My point is that I feel a bit uncomfortable in Diane’s house. Not that it’s one of those places where you’re afraid to wrinkle the furniture or spoil the white carpet, but I just can’t help but be fully aware, the whole time I am there, of how clean everything is (and by implication, how far short my home falls from her level). This is also why I can never truly enjoy listening to piano concertos. The more insanely well they are performed, the more agony they cause me. I can’t relax and enjoy the beauty of the music because I’m sitting there thinking: man, this guy is good! . . . he must practice six hours a day. . . wow that was a tricky spot. . . (and inevitably) You knew you’d regret quitting piano lessons when you were 15, you big slacker.

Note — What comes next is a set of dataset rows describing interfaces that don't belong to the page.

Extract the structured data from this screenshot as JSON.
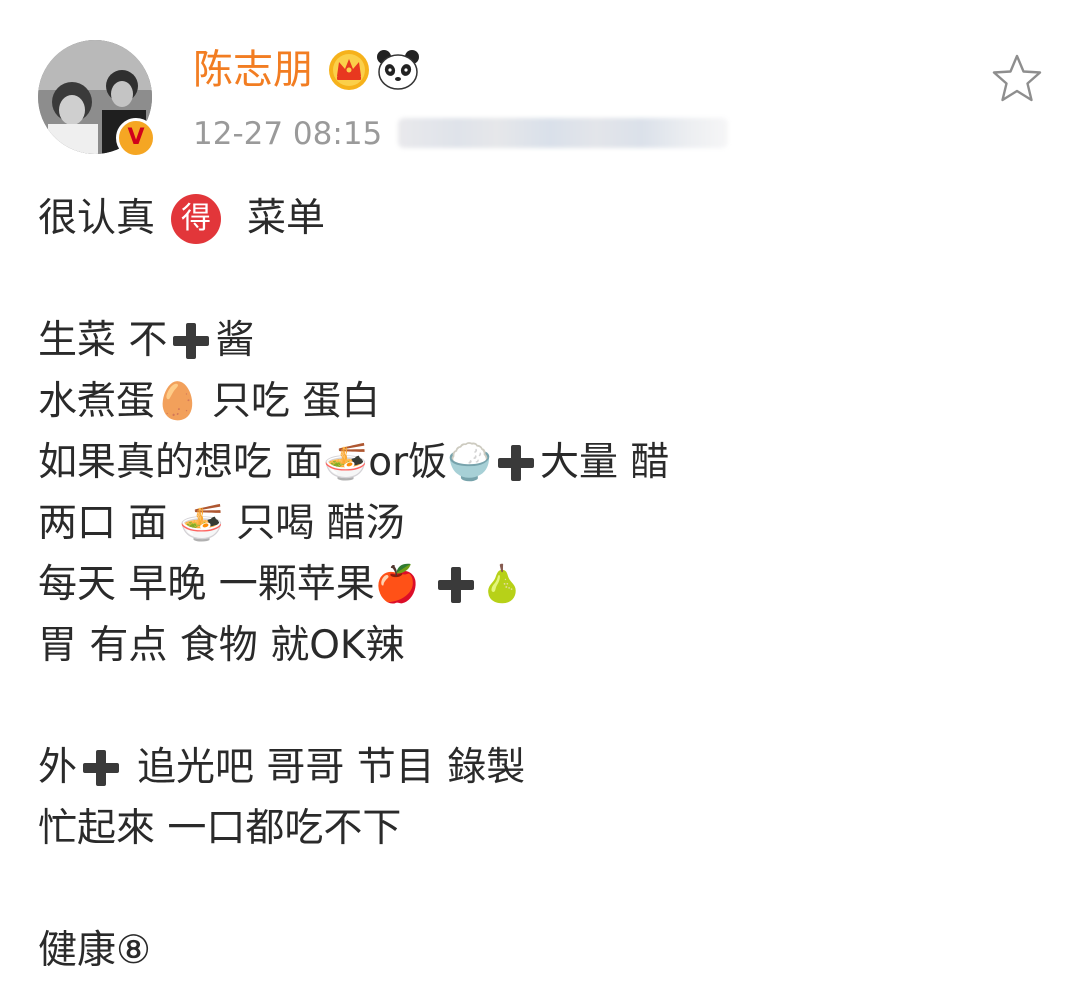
{
  "post": {
    "author": "陈志朋",
    "author_badge": "V",
    "timestamp": "12-27 08:15",
    "badge_icons": [
      "crown-icon",
      "panda-icon"
    ],
    "favorite_icon": "star-outline-icon"
  },
  "content": {
    "line1_a": "很认真",
    "line1_badge": "得",
    "line1_b": "菜单",
    "line2_a": "生菜 不",
    "line2_b": "酱",
    "line3_a": "水煮蛋",
    "line3_emoji": "🥚",
    "line3_b": "只吃 蛋白",
    "line4_a": "如果真的想吃 面",
    "line4_emoji1": "🍜",
    "line4_b": "or饭",
    "line4_emoji2": "🍚",
    "line4_c": "大量 醋",
    "line5_a": "两口 面",
    "line5_emoji": "🍜",
    "line5_b": "只喝 醋汤",
    "line6_a": "每天 早晚 一颗苹果",
    "line6_emoji1": "🍎",
    "line6_emoji2": "🍐",
    "line7": "胃 有点 食物 就OK辣",
    "line8_a": "外",
    "line8_b": "追光吧 哥哥 节目 錄製",
    "line9": "忙起來 一口都吃不下",
    "line10": "健康⑧"
  },
  "colors": {
    "author": "#f27d22",
    "timestamp": "#9a9a9a",
    "text": "#2a2a2a",
    "badge_red": "#e2363a",
    "verified_bg": "#f5a623"
  }
}
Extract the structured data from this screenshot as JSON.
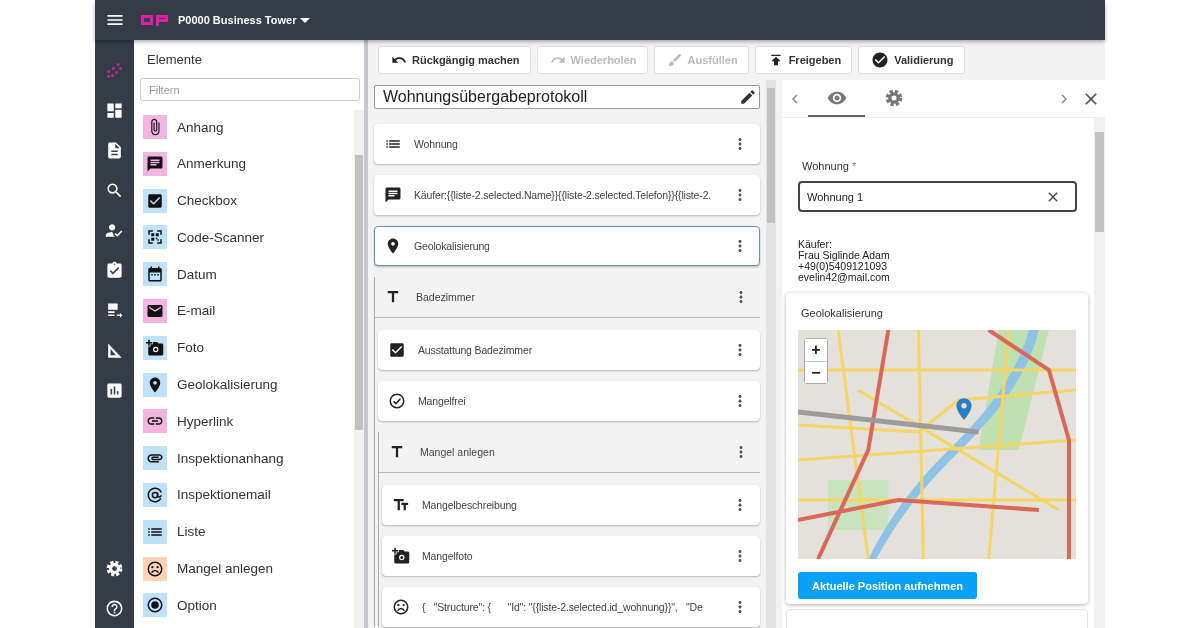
{
  "topbar": {
    "project": "P0000 Business Tower"
  },
  "rail": {
    "items": [
      {
        "kind": "elements",
        "selected": true
      },
      {
        "kind": "dashboard",
        "selected": false
      },
      {
        "kind": "document",
        "selected": false
      },
      {
        "kind": "search-doc",
        "selected": false
      },
      {
        "kind": "person-check",
        "selected": false
      },
      {
        "kind": "clipboard-check",
        "selected": false
      },
      {
        "kind": "list-export",
        "selected": false
      },
      {
        "kind": "ruler",
        "selected": false
      },
      {
        "kind": "chart",
        "selected": false
      }
    ],
    "bottom": [
      {
        "kind": "settings",
        "selected": false
      },
      {
        "kind": "help",
        "selected": false
      }
    ]
  },
  "palette": {
    "title": "Elemente",
    "filter_placeholder": "Filtern",
    "items": [
      {
        "kind": "attach",
        "label": "Anhang",
        "color": "#f4b4e0"
      },
      {
        "kind": "comment",
        "label": "Anmerkung",
        "color": "#f4b4e0"
      },
      {
        "kind": "checkbox",
        "label": "Checkbox",
        "color": "#bfe2fa"
      },
      {
        "kind": "qr",
        "label": "Code-Scanner",
        "color": "#bfe2fa"
      },
      {
        "kind": "calendar",
        "label": "Datum",
        "color": "#bfe2fa"
      },
      {
        "kind": "mail",
        "label": "E-mail",
        "color": "#f4b4e0"
      },
      {
        "label": "Foto",
        "color": "#bfe2fa"
      },
      {
        "kind": "location",
        "label": "Geolokalisierung",
        "color": "#bfe2fa"
      },
      {
        "kind": "link",
        "label": "Hyperlink",
        "color": "#f4b4e0"
      },
      {
        "kind": "attach2",
        "label": "Inspektionanhang",
        "color": "#bfe2fa"
      },
      {
        "kind": "at",
        "label": "Inspektionemail",
        "color": "#bfe2fa"
      },
      {
        "kind": "list",
        "label": "Liste",
        "color": "#bfe2fa"
      },
      {
        "kind": "sad",
        "label": "Mangel anlegen",
        "color": "#ffd4b6"
      },
      {
        "kind": "radio",
        "label": "Option",
        "color": "#bfe2fa"
      }
    ]
  },
  "toolbar": [
    {
      "kind": "undo",
      "label": "Rückgängig machen",
      "disabled": false
    },
    {
      "kind": "redo",
      "label": "Wiederholen",
      "disabled": true
    },
    {
      "kind": "fill",
      "label": "Ausfüllen",
      "disabled": true
    },
    {
      "kind": "publish",
      "label": "Freigeben",
      "disabled": false
    },
    {
      "kind": "validate",
      "label": "Validierung",
      "disabled": false
    }
  ],
  "editor": {
    "form_title": "Wohnungsübergabeprotokoll",
    "fields": [
      {
        "kind": "list",
        "label": "Wohnung",
        "selected": false
      },
      {
        "kind": "comment",
        "label": "Käufer:{{liste-2.selected.Name}}{{liste-2.selected.Telefon}}{{liste-2.",
        "selected": false
      },
      {
        "kind": "location",
        "label": "Geolokalisierung",
        "selected": true
      },
      {
        "kind": "title",
        "label": "Badezimmer",
        "selected": false,
        "children": [
          {
            "kind": "checkbox",
            "label": "Ausstattung Badezimmer",
            "selected": false
          },
          {
            "kind": "check",
            "label": "Mangelfrei",
            "selected": false
          },
          {
            "kind": "title",
            "label": "Mangel anlegen",
            "selected": false,
            "children": [
              {
                "kind": "text",
                "label": "Mangelbeschreibung",
                "selected": false
              },
              {
                "label": "Mangelfoto",
                "selected": false
              },
              {
                "kind": "sad",
                "label": "{   \"Structure\": {      \"Id\": \"{{liste-2.selected.id_wohnung}}\",   \"De",
                "selected": false
              }
            ]
          }
        ]
      }
    ]
  },
  "preview": {
    "tabs": [
      {
        "kind": "eye",
        "selected": true
      },
      {
        "kind": "settings",
        "selected": false
      }
    ],
    "field": {
      "label": "Wohnung",
      "required_mark": "*",
      "value": "Wohnung 1"
    },
    "buyer_info": [
      "Käufer:",
      "Frau Siglinde Adam",
      "+49(0)5409121093",
      "evelin42@mail.com"
    ],
    "geo_card": {
      "title": "Geolokalisierung",
      "zoom_in": "+",
      "zoom_out": "−",
      "button": "Aktuelle Position aufnehmen"
    }
  }
}
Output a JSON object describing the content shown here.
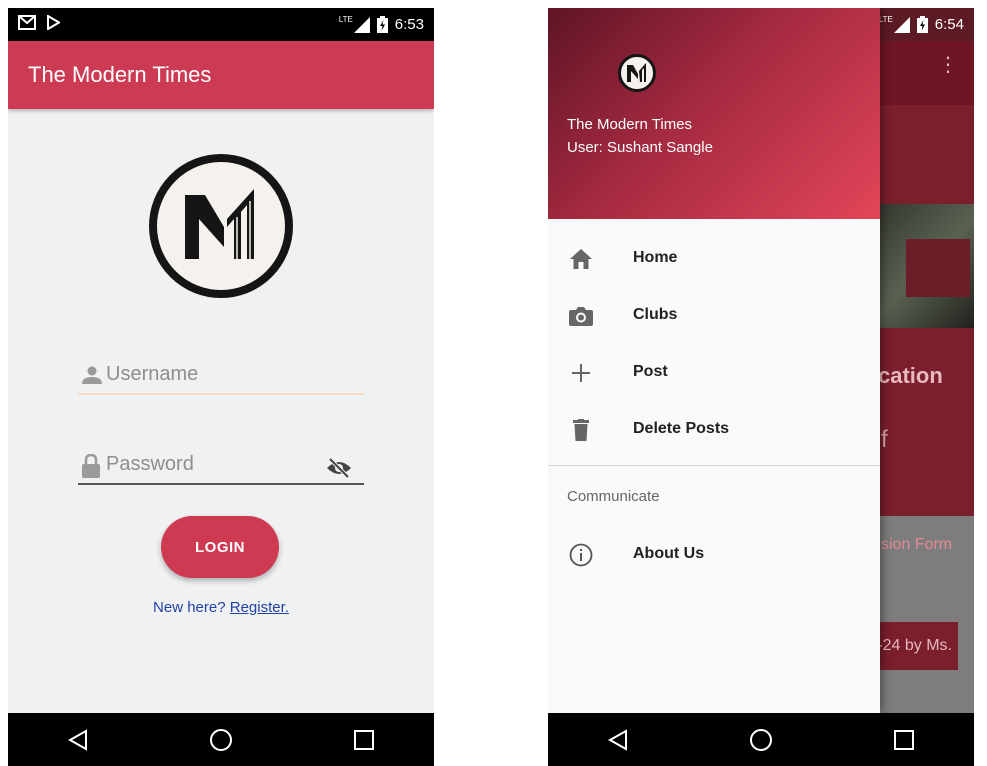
{
  "login_screen": {
    "status": {
      "time": "6:53",
      "network": "LTE"
    },
    "app_title": "The Modern Times",
    "username_placeholder": "Username",
    "password_placeholder": "Password",
    "login_label": "LOGIN",
    "new_here": "New here?",
    "register": "Register."
  },
  "drawer_screen": {
    "status": {
      "time": "6:54",
      "network": "LTE"
    },
    "drawer": {
      "title": "The Modern Times",
      "user": "User: Sushant Sangle",
      "items": [
        {
          "label": "Home",
          "icon": "home-icon"
        },
        {
          "label": "Clubs",
          "icon": "camera-icon"
        },
        {
          "label": "Post",
          "icon": "plus-icon"
        },
        {
          "label": "Delete Posts",
          "icon": "trash-icon"
        }
      ],
      "section": "Communicate",
      "about": {
        "label": "About Us",
        "icon": "info-icon"
      }
    },
    "background": {
      "text1": "cation",
      "text2": "f",
      "text3": "sion Form",
      "text4": "-24 by Ms."
    }
  },
  "colors": {
    "primary": "#cc3b53",
    "accent": "#e24559",
    "link": "#2342a6"
  }
}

The word that comes to mind is virtuosity, which Websters defines simply as great technical skill. But I think the word implies more than just talent; a virtuoso draws attention to their talent by showing it off. A virtuoso pianist does not play chopsticks; he plays Liszt. A virtuoso artist pushes the envelope of his medium and lets you know, in unveiled irony, how much work was involved to make the feat seem effortless. In this 17th century still life for example, the artist (Adrien van der Spelt) used incredible skill at painting light and detail to fool the viewer into assuming that a curtain has been drawn part way across the canvas.
On closer inspection, you can see that the curtain is only painted on. The curtain serves as a fitting metaphor; that which usually parts to unveil the real view now becomes the main attraction. I imagine most viewers of this work do not leave with a strong opinion of how beautiful the flowers were but with appreciation of van der Spelt’s mastery of trompe l’oeil. So let’s just be honest about what the painting is really about. Instead of calling it Still life with flowers and curtain, they should call it Self-portrait of the artist’s talent.
Maybe I’m the one with the problem. I mean, who else gets offended by gelatin? But I think the world needs more people like me—the underachievers without whom those who aspire for excellence would have no cause to feel superior. I’m here to make everyone else feel better about themselves in comparison. I’m here to leave the door to my cluttered garage open wide for everyone driving past to see and disparage. I am here to go to my 20-year reunion looking 20-years frumpier so that the ladies who have worked their tails off to stay slim and glamorous can make a good impression. I am here to send out my Christmas letters in March (every other year) to ease the holiday burden on the postal service.
I am not, as I had imagined, merely a slacker. I am truly hard at work, making the world safe for virtuosity. I fail to accomplish even a fraction of what I hope to accomplish so that the success of others means something. I do everyone a great service and I’m happy to oblige. I have to admit that the world is a more beautiful place because my neighbor took the time to share her talents and build an elaborate Jello salad. But the world is also a more symmetrical place because there are people like me, ready to show up with a plate.